    When in the Course of human events it becomes necessary for one people to dissolve the political bands which have connected them with another and to assume among the powers of the earth, the separate and equal station to which the Laws of Nature and of Nature's God entitle them, a decent respect to the opinions of mankind requires that they should declare the causes which impel them to the separation.

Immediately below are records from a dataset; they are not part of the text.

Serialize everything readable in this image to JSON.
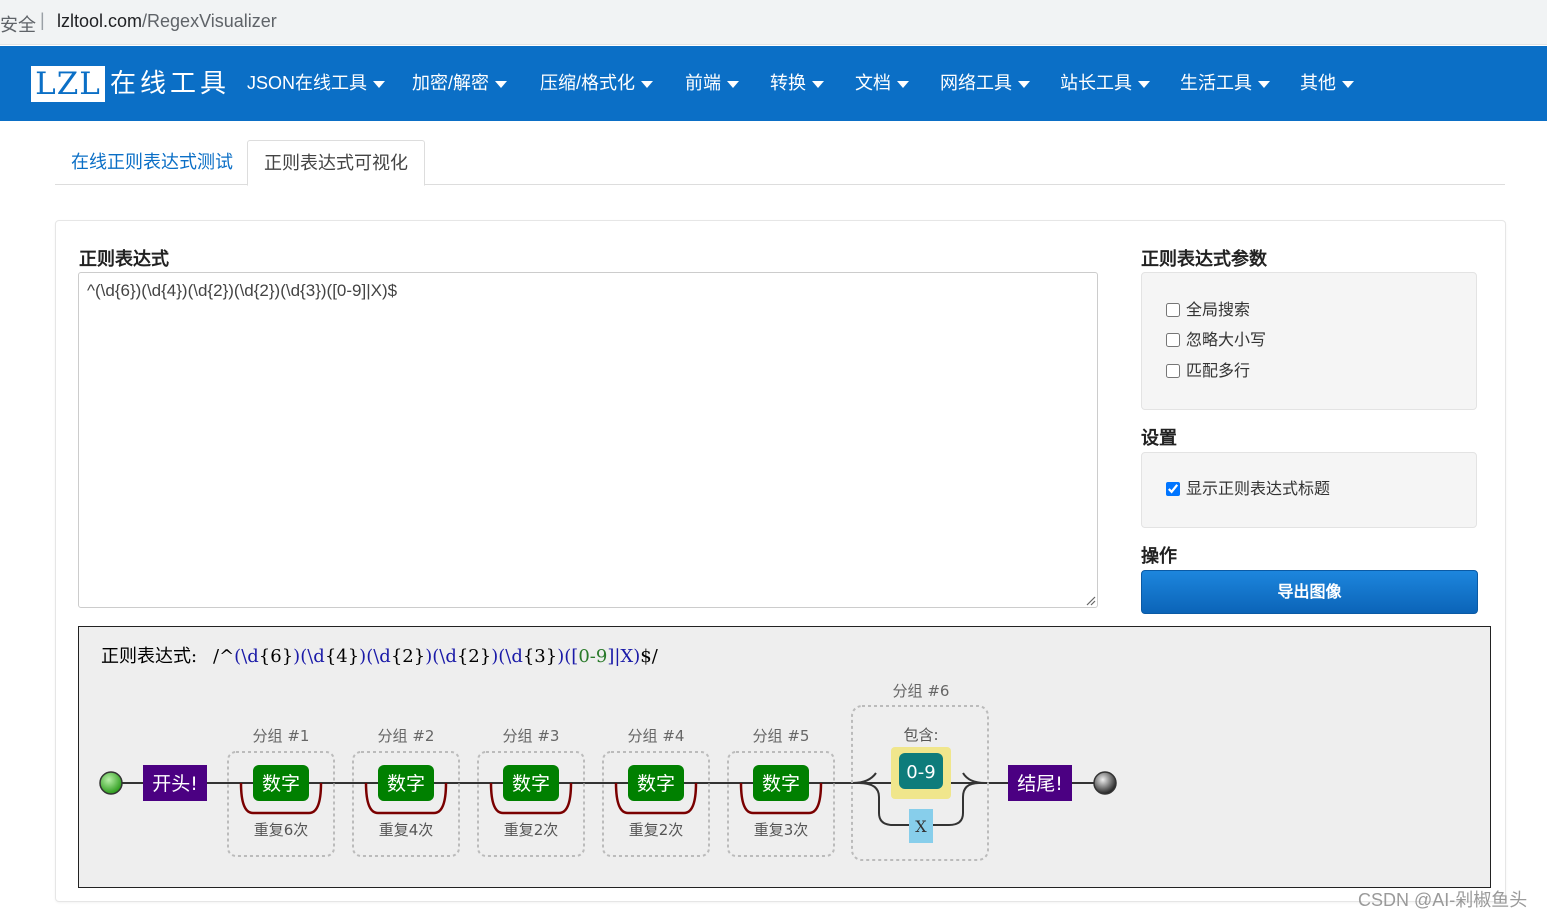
{
  "browser": {
    "security_label": "安全",
    "separator": "|",
    "url_host": "lzltool.com",
    "url_path": "/RegexVisualizer"
  },
  "navbar": {
    "logo": "LZL",
    "logo_text": "在线工具",
    "items": [
      {
        "label": "JSON在线工具"
      },
      {
        "label": "加密/解密"
      },
      {
        "label": "压缩/格式化"
      },
      {
        "label": "前端"
      },
      {
        "label": "转换"
      },
      {
        "label": "文档"
      },
      {
        "label": "网络工具"
      },
      {
        "label": "站长工具"
      },
      {
        "label": "生活工具"
      },
      {
        "label": "其他"
      }
    ],
    "bg_color": "#0b6fc6"
  },
  "tabs": [
    {
      "label": "在线正则表达式测试",
      "active": false
    },
    {
      "label": "正则表达式可视化",
      "active": true
    }
  ],
  "editor": {
    "label": "正则表达式",
    "value": "^(\\d{6})(\\d{4})(\\d{2})(\\d{2})(\\d{3})([0-9]|X)$"
  },
  "params": {
    "label": "正则表达式参数",
    "options": [
      {
        "label": "全局搜索",
        "checked": false
      },
      {
        "label": "忽略大小写",
        "checked": false
      },
      {
        "label": "匹配多行",
        "checked": false
      }
    ]
  },
  "settings": {
    "label": "设置",
    "options": [
      {
        "label": "显示正则表达式标题",
        "checked": true
      }
    ]
  },
  "actions": {
    "label": "操作",
    "export_label": "导出图像"
  },
  "visualization": {
    "title_prefix": "正则表达式:",
    "title_tokens": [
      {
        "text": "/",
        "color": "#000000"
      },
      {
        "text": "^",
        "color": "#000000"
      },
      {
        "text": "(",
        "color": "#1a1aa8"
      },
      {
        "text": "\\d",
        "color": "#1a1aa8"
      },
      {
        "text": "{6}",
        "color": "#000000"
      },
      {
        "text": ")",
        "color": "#1a1aa8"
      },
      {
        "text": "(",
        "color": "#1a1aa8"
      },
      {
        "text": "\\d",
        "color": "#1a1aa8"
      },
      {
        "text": "{4}",
        "color": "#000000"
      },
      {
        "text": ")",
        "color": "#1a1aa8"
      },
      {
        "text": "(",
        "color": "#1a1aa8"
      },
      {
        "text": "\\d",
        "color": "#1a1aa8"
      },
      {
        "text": "{2}",
        "color": "#000000"
      },
      {
        "text": ")",
        "color": "#1a1aa8"
      },
      {
        "text": "(",
        "color": "#1a1aa8"
      },
      {
        "text": "\\d",
        "color": "#1a1aa8"
      },
      {
        "text": "{2}",
        "color": "#000000"
      },
      {
        "text": ")",
        "color": "#1a1aa8"
      },
      {
        "text": "(",
        "color": "#1a1aa8"
      },
      {
        "text": "\\d",
        "color": "#1a1aa8"
      },
      {
        "text": "{3}",
        "color": "#000000"
      },
      {
        "text": ")",
        "color": "#1a1aa8"
      },
      {
        "text": "(",
        "color": "#1a1aa8"
      },
      {
        "text": "[",
        "color": "#1a1aa8"
      },
      {
        "text": "0-9",
        "color": "#2a7a2a"
      },
      {
        "text": "]",
        "color": "#1a1aa8"
      },
      {
        "text": "|",
        "color": "#1a1aa8"
      },
      {
        "text": "X",
        "color": "#1a1aa8"
      },
      {
        "text": ")",
        "color": "#1a1aa8"
      },
      {
        "text": "$",
        "color": "#000000"
      },
      {
        "text": "/",
        "color": "#000000"
      }
    ],
    "start_label": "开头!",
    "end_label": "结尾!",
    "groups": [
      {
        "label": "分组 #1",
        "node": "数字",
        "repeat": "重复6次"
      },
      {
        "label": "分组 #2",
        "node": "数字",
        "repeat": "重复4次"
      },
      {
        "label": "分组 #3",
        "node": "数字",
        "repeat": "重复2次"
      },
      {
        "label": "分组 #4",
        "node": "数字",
        "repeat": "重复2次"
      },
      {
        "label": "分组 #5",
        "node": "数字",
        "repeat": "重复3次"
      }
    ],
    "last_group": {
      "label": "分组 #6",
      "contains_label": "包含:",
      "range_label": "0-9",
      "alt_label": "X"
    },
    "colors": {
      "anchor": "#4b0082",
      "digit": "#008000",
      "repeat_loop": "#7a0000",
      "range_bg": "#f0e68c",
      "range_node": "#0e7c7b",
      "alt_node": "#87ceeb"
    }
  },
  "watermark": "CSDN @AI-剁椒鱼头"
}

    We hold these truths to be self-evident, that all men are created equal, that they are endowed by their Creator with certain unalienable Rights, that among these are Life, Liberty and the pursuit of Happiness. — That to secure these rights, Governments are instituted among Men, deriving their just powers from the consent of the governed, — That whenever any Form of Government becomes destructive of these ends, it is the Right of the People to alter or to abolish it, and to institute new Government, laying its foundation on such principles and organizing its powers in such form, as to them shall seem most likely to effect their Safety and Happiness. Prudence, indeed, will dictate that Governments long established should not be changed for light and transient causes; and accordingly all experience hath shewn that mankind are more disposed to suffer, while evils are sufferable than to right themselves by abolishing the forms to which they are accustomed. But when a long train of abuses and usurpations, pursuing invariably the same Object evinces a design to reduce them under absolute Despotism, it is their right, it is their duty, to throw off such Government, and to provide new Guards for their future security. — Such has been the patient sufferance of these Colonies; and such is now the necessity which constrains them to alter their former Systems of Government. The history of the present King of Great Britain is a history of repeated injuries and usurpations, all having in direct object the establishment of an absolute Tyranny over these States. To prove this, let Facts be submitted to a candid world.

    To read it all, visit here.

    Have a wonderful day.